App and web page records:
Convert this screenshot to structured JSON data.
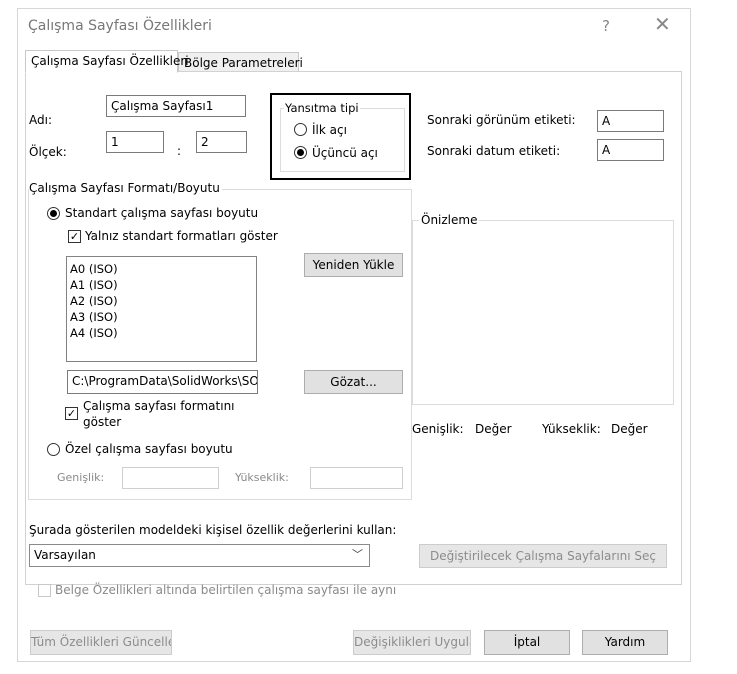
{
  "window": {
    "title": "Çalışma Sayfası Özellikleri",
    "help_glyph": "?",
    "close_glyph": "✕"
  },
  "tabs": [
    {
      "label": "Çalışma Sayfası Özellikleri",
      "active": true
    },
    {
      "label": "Bölge Parametreleri",
      "active": false
    }
  ],
  "name": {
    "label": "Adı:",
    "value": "Çalışma Sayfası1"
  },
  "scale": {
    "label": "Ölçek:",
    "left": "1",
    "separator": ":",
    "right": "2"
  },
  "projection": {
    "title": "Yansıtma tipi",
    "options": [
      {
        "label": "İlk açı",
        "selected": false
      },
      {
        "label": "Üçüncü açı",
        "selected": true
      }
    ]
  },
  "next_view_label": {
    "label": "Sonraki görünüm etiketi:",
    "value": "A"
  },
  "next_datum_label": {
    "label": "Sonraki datum etiketi:",
    "value": "A"
  },
  "sheet_format": {
    "group_title": "Çalışma Sayfası Formatı/Boyutu",
    "standard_radio": {
      "label": "Standart çalışma sayfası boyutu",
      "selected": true
    },
    "only_standard_check": {
      "label": "Yalnız standart formatları göster",
      "checked": true
    },
    "sizes": [
      "A0 (ISO)",
      "A1 (ISO)",
      "A2 (ISO)",
      "A3 (ISO)",
      "A4 (ISO)"
    ],
    "reload_button": "Yeniden Yükle",
    "path_value": "C:\\ProgramData\\SolidWorks\\SOL",
    "browse_button": "Gözat...",
    "show_format_check": {
      "label_line1": "Çalışma sayfası formatını",
      "label_line2": "göster",
      "checked": true
    },
    "custom_radio": {
      "label": "Özel çalışma sayfası boyutu",
      "selected": false
    },
    "width_label": "Genişlik:",
    "height_label": "Yükseklik:"
  },
  "preview": {
    "title": "Önizleme",
    "width_label": "Genişlik:",
    "width_value": "Değer",
    "height_label": "Yükseklik:",
    "height_value": "Değer"
  },
  "property_source": {
    "label": "Şurada gösterilen modeldeki kişisel özellik değerlerini kullan:",
    "selected": "Varsayılan",
    "select_sheets_button": "Değiştirilecek Çalışma Sayfalarını Seç",
    "same_sheet_check": {
      "label": "Belge Özellikleri altında belirtilen çalışma sayfası ile aynı",
      "checked": false
    }
  },
  "footer": {
    "update_all": "Tüm Özellikleri Güncelle",
    "apply": "Değişiklikleri Uygula",
    "cancel": "İptal",
    "help": "Yardım"
  },
  "colors": {
    "highlight_border": "#000000",
    "disabled_text": "#8c8c8c",
    "title_text": "#777777"
  }
}
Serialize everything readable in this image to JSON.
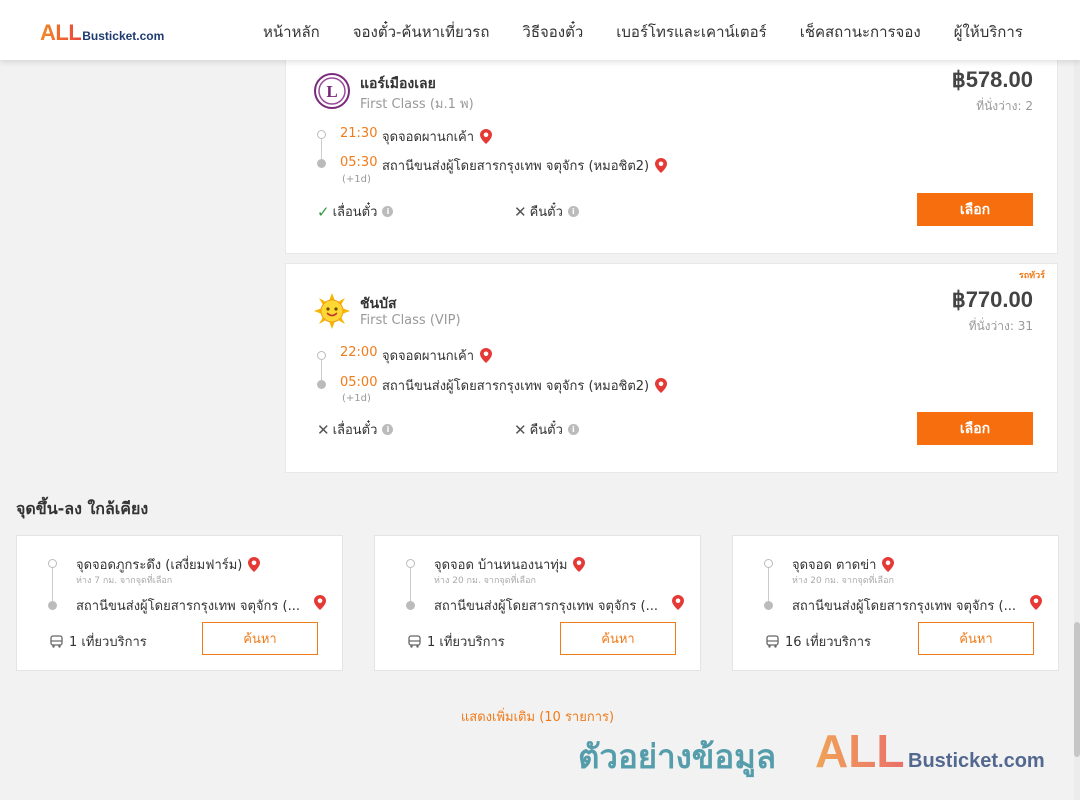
{
  "header": {
    "logo_all": "ALL",
    "logo_rest": "Busticket.com",
    "nav": [
      "หน้าหลัก",
      "จองตั๋ว-ค้นหาเที่ยวรถ",
      "วิธีจองตั๋ว",
      "เบอร์โทรและเคาน์เตอร์",
      "เช็คสถานะการจอง",
      "ผู้ให้บริการ"
    ]
  },
  "trips": [
    {
      "operator": "แอร์เมืองเลย",
      "class": "First Class (ม.1 พ)",
      "price": "฿578.00",
      "seats": "ที่นั่งว่าง: 2",
      "depart_time": "21:30",
      "depart_stop": "จุดจอดผานกเค้า",
      "arrive_time": "05:30",
      "arrive_stop": "สถานีขนส่งผู้โดยสารกรุงเทพ จตุจักร (หมอชิต2)",
      "plus_day": "(+1d)",
      "reschedule": "เลื่อนตั๋ว",
      "reschedule_ok": "✓",
      "refund": "คืนตั๋ว",
      "refund_ok": "✕",
      "select_label": "เลือก",
      "tag": ""
    },
    {
      "operator": "ชันบัส",
      "class": "First Class (VIP)",
      "price": "฿770.00",
      "seats": "ที่นั่งว่าง: 31",
      "depart_time": "22:00",
      "depart_stop": "จุดจอดผานกเค้า",
      "arrive_time": "05:00",
      "arrive_stop": "สถานีขนส่งผู้โดยสารกรุงเทพ จตุจักร (หมอชิต2)",
      "plus_day": "(+1d)",
      "reschedule": "เลื่อนตั๋ว",
      "reschedule_ok": "✕",
      "refund": "คืนตั๋ว",
      "refund_ok": "✕",
      "select_label": "เลือก",
      "tag": "รถทัวร์"
    }
  ],
  "nearby": {
    "title": "จุดขึ้น-ลง ใกล้เคียง",
    "items": [
      {
        "from": "จุดจอดภูกระดึง (เสงี่ยมฟาร์ม)",
        "distance": "ห่าง 7 กม. จากจุดที่เลือก",
        "to": "สถานีขนส่งผู้โดยสารกรุงเทพ จตุจักร (...",
        "trips": "1 เที่ยวบริการ",
        "search_label": "ค้นหา"
      },
      {
        "from": "จุดจอด บ้านหนองนาทุ่ม",
        "distance": "ห่าง 20 กม. จากจุดที่เลือก",
        "to": "สถานีขนส่งผู้โดยสารกรุงเทพ จตุจักร (...",
        "trips": "1 เที่ยวบริการ",
        "search_label": "ค้นหา"
      },
      {
        "from": "จุดจอด ตาดข่า",
        "distance": "ห่าง 20 กม. จากจุดที่เลือก",
        "to": "สถานีขนส่งผู้โดยสารกรุงเทพ จตุจักร (...",
        "trips": "16 เที่ยวบริการ",
        "search_label": "ค้นหา"
      }
    ],
    "show_more": "แสดงเพิ่มเติม (10 รายการ)"
  },
  "watermark": {
    "thai": "ตัวอย่างข้อมูล",
    "all": "ALL",
    "rest": "Busticket.com"
  },
  "colors": {
    "accent": "#f66e0d",
    "time": "#f07b1a",
    "pin": "#e53935"
  }
}
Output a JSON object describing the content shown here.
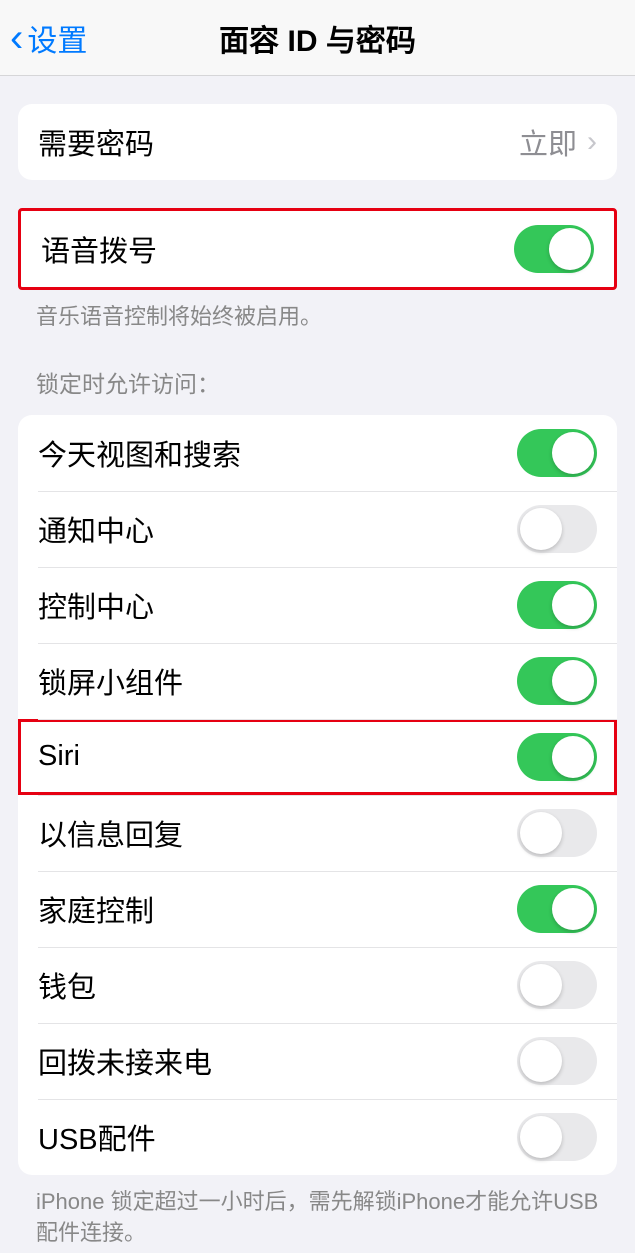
{
  "nav": {
    "back_label": "设置",
    "title": "面容 ID 与密码"
  },
  "passcode_group": {
    "require_passcode_label": "需要密码",
    "require_passcode_value": "立即"
  },
  "voice_dial": {
    "label": "语音拨号",
    "on": true,
    "footer": "音乐语音控制将始终被启用。"
  },
  "lock_section": {
    "header": "锁定时允许访问：",
    "items": [
      {
        "label": "今天视图和搜索",
        "on": true,
        "highlighted": false
      },
      {
        "label": "通知中心",
        "on": false,
        "highlighted": false
      },
      {
        "label": "控制中心",
        "on": true,
        "highlighted": false
      },
      {
        "label": "锁屏小组件",
        "on": true,
        "highlighted": false
      },
      {
        "label": "Siri",
        "on": true,
        "highlighted": true
      },
      {
        "label": "以信息回复",
        "on": false,
        "highlighted": false
      },
      {
        "label": "家庭控制",
        "on": true,
        "highlighted": false
      },
      {
        "label": "钱包",
        "on": false,
        "highlighted": false
      },
      {
        "label": "回拨未接来电",
        "on": false,
        "highlighted": false
      },
      {
        "label": "USB配件",
        "on": false,
        "highlighted": false
      }
    ],
    "footer": "iPhone 锁定超过一小时后，需先解锁iPhone才能允许USB 配件连接。"
  }
}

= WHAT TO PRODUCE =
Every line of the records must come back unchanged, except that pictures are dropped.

= EXPECTED OUTPUT =
Convert this screenshot to structured JSON data.
{
  "window": {
    "title": "Çalışma Sayfası Özellikleri",
    "help_glyph": "?",
    "close_glyph": "✕"
  },
  "tabs": [
    {
      "label": "Çalışma Sayfası Özellikleri",
      "active": true
    },
    {
      "label": "Bölge Parametreleri",
      "active": false
    }
  ],
  "name": {
    "label": "Adı:",
    "value": "Çalışma Sayfası1"
  },
  "scale": {
    "label": "Ölçek:",
    "left": "1",
    "separator": ":",
    "right": "2"
  },
  "projection": {
    "title": "Yansıtma tipi",
    "options": [
      {
        "label": "İlk açı",
        "selected": false
      },
      {
        "label": "Üçüncü açı",
        "selected": true
      }
    ]
  },
  "next_view_label": {
    "label": "Sonraki görünüm etiketi:",
    "value": "A"
  },
  "next_datum_label": {
    "label": "Sonraki datum etiketi:",
    "value": "A"
  },
  "sheet_format": {
    "group_title": "Çalışma Sayfası Formatı/Boyutu",
    "standard_radio": {
      "label": "Standart çalışma sayfası boyutu",
      "selected": true
    },
    "only_standard_check": {
      "label": "Yalnız standart formatları göster",
      "checked": true
    },
    "sizes": [
      "A0 (ISO)",
      "A1 (ISO)",
      "A2 (ISO)",
      "A3 (ISO)",
      "A4 (ISO)"
    ],
    "reload_button": "Yeniden Yükle",
    "path_value": "C:\\ProgramData\\SolidWorks\\SOL",
    "browse_button": "Gözat...",
    "show_format_check": {
      "label_line1": "Çalışma sayfası formatını",
      "label_line2": "göster",
      "checked": true
    },
    "custom_radio": {
      "label": "Özel çalışma sayfası boyutu",
      "selected": false
    },
    "width_label": "Genişlik:",
    "height_label": "Yükseklik:"
  },
  "preview": {
    "title": "Önizleme",
    "width_label": "Genişlik:",
    "width_value": "Değer",
    "height_label": "Yükseklik:",
    "height_value": "Değer"
  },
  "property_source": {
    "label": "Şurada gösterilen modeldeki kişisel özellik değerlerini kullan:",
    "selected": "Varsayılan",
    "select_sheets_button": "Değiştirilecek Çalışma Sayfalarını Seç",
    "same_sheet_check": {
      "label": "Belge Özellikleri altında belirtilen çalışma sayfası ile aynı",
      "checked": false
    }
  },
  "footer": {
    "update_all": "Tüm Özellikleri Güncelle",
    "apply": "Değişiklikleri Uygula",
    "cancel": "İptal",
    "help": "Yardım"
  },
  "colors": {
    "highlight_border": "#000000",
    "disabled_text": "#8c8c8c",
    "title_text": "#777777"
  }
}
Serialize everything readable in this image to JSON.
{
  "header": {
    "logo_all": "ALL",
    "logo_rest": "Busticket.com",
    "nav": [
      "หน้าหลัก",
      "จองตั๋ว-ค้นหาเที่ยวรถ",
      "วิธีจองตั๋ว",
      "เบอร์โทรและเคาน์เตอร์",
      "เช็คสถานะการจอง",
      "ผู้ให้บริการ"
    ]
  },
  "trips": [
    {
      "operator": "แอร์เมืองเลย",
      "class": "First Class (ม.1 พ)",
      "price": "฿578.00",
      "seats": "ที่นั่งว่าง: 2",
      "depart_time": "21:30",
      "depart_stop": "จุดจอดผานกเค้า",
      "arrive_time": "05:30",
      "arrive_stop": "สถานีขนส่งผู้โดยสารกรุงเทพ จตุจักร (หมอชิต2)",
      "plus_day": "(+1d)",
      "reschedule": "เลื่อนตั๋ว",
      "reschedule_ok": "✓",
      "refund": "คืนตั๋ว",
      "refund_ok": "✕",
      "select_label": "เลือก",
      "tag": ""
    },
    {
      "operator": "ชันบัส",
      "class": "First Class (VIP)",
      "price": "฿770.00",
      "seats": "ที่นั่งว่าง: 31",
      "depart_time": "22:00",
      "depart_stop": "จุดจอดผานกเค้า",
      "arrive_time": "05:00",
      "arrive_stop": "สถานีขนส่งผู้โดยสารกรุงเทพ จตุจักร (หมอชิต2)",
      "plus_day": "(+1d)",
      "reschedule": "เลื่อนตั๋ว",
      "reschedule_ok": "✕",
      "refund": "คืนตั๋ว",
      "refund_ok": "✕",
      "select_label": "เลือก",
      "tag": "รถทัวร์"
    }
  ],
  "nearby": {
    "title": "จุดขึ้น-ลง ใกล้เคียง",
    "items": [
      {
        "from": "จุดจอดภูกระดึง (เสงี่ยมฟาร์ม)",
        "distance": "ห่าง 7 กม. จากจุดที่เลือก",
        "to": "สถานีขนส่งผู้โดยสารกรุงเทพ จตุจักร (...",
        "trips": "1 เที่ยวบริการ",
        "search_label": "ค้นหา"
      },
      {
        "from": "จุดจอด บ้านหนองนาทุ่ม",
        "distance": "ห่าง 20 กม. จากจุดที่เลือก",
        "to": "สถานีขนส่งผู้โดยสารกรุงเทพ จตุจักร (...",
        "trips": "1 เที่ยวบริการ",
        "search_label": "ค้นหา"
      },
      {
        "from": "จุดจอด ตาดข่า",
        "distance": "ห่าง 20 กม. จากจุดที่เลือก",
        "to": "สถานีขนส่งผู้โดยสารกรุงเทพ จตุจักร (...",
        "trips": "16 เที่ยวบริการ",
        "search_label": "ค้นหา"
      }
    ],
    "show_more": "แสดงเพิ่มเติม (10 รายการ)"
  },
  "watermark": {
    "thai": "ตัวอย่างข้อมูล",
    "all": "ALL",
    "rest": "Busticket.com"
  },
  "colors": {
    "accent": "#f66e0d",
    "time": "#f07b1a",
    "pin": "#e53935"
  }
}
Output a JSON object describing the content shown here.
{
  "nav": {
    "back_label": "设置",
    "title": "面容 ID 与密码"
  },
  "passcode_group": {
    "require_passcode_label": "需要密码",
    "require_passcode_value": "立即"
  },
  "voice_dial": {
    "label": "语音拨号",
    "on": true,
    "footer": "音乐语音控制将始终被启用。"
  },
  "lock_section": {
    "header": "锁定时允许访问：",
    "items": [
      {
        "label": "今天视图和搜索",
        "on": true,
        "highlighted": false
      },
      {
        "label": "通知中心",
        "on": false,
        "highlighted": false
      },
      {
        "label": "控制中心",
        "on": true,
        "highlighted": false
      },
      {
        "label": "锁屏小组件",
        "on": true,
        "highlighted": false
      },
      {
        "label": "Siri",
        "on": true,
        "highlighted": true
      },
      {
        "label": "以信息回复",
        "on": false,
        "highlighted": false
      },
      {
        "label": "家庭控制",
        "on": true,
        "highlighted": false
      },
      {
        "label": "钱包",
        "on": false,
        "highlighted": false
      },
      {
        "label": "回拨未接来电",
        "on": false,
        "highlighted": false
      },
      {
        "label": "USB配件",
        "on": false,
        "highlighted": false
      }
    ],
    "footer": "iPhone 锁定超过一小时后，需先解锁iPhone才能允许USB 配件连接。"
  }
}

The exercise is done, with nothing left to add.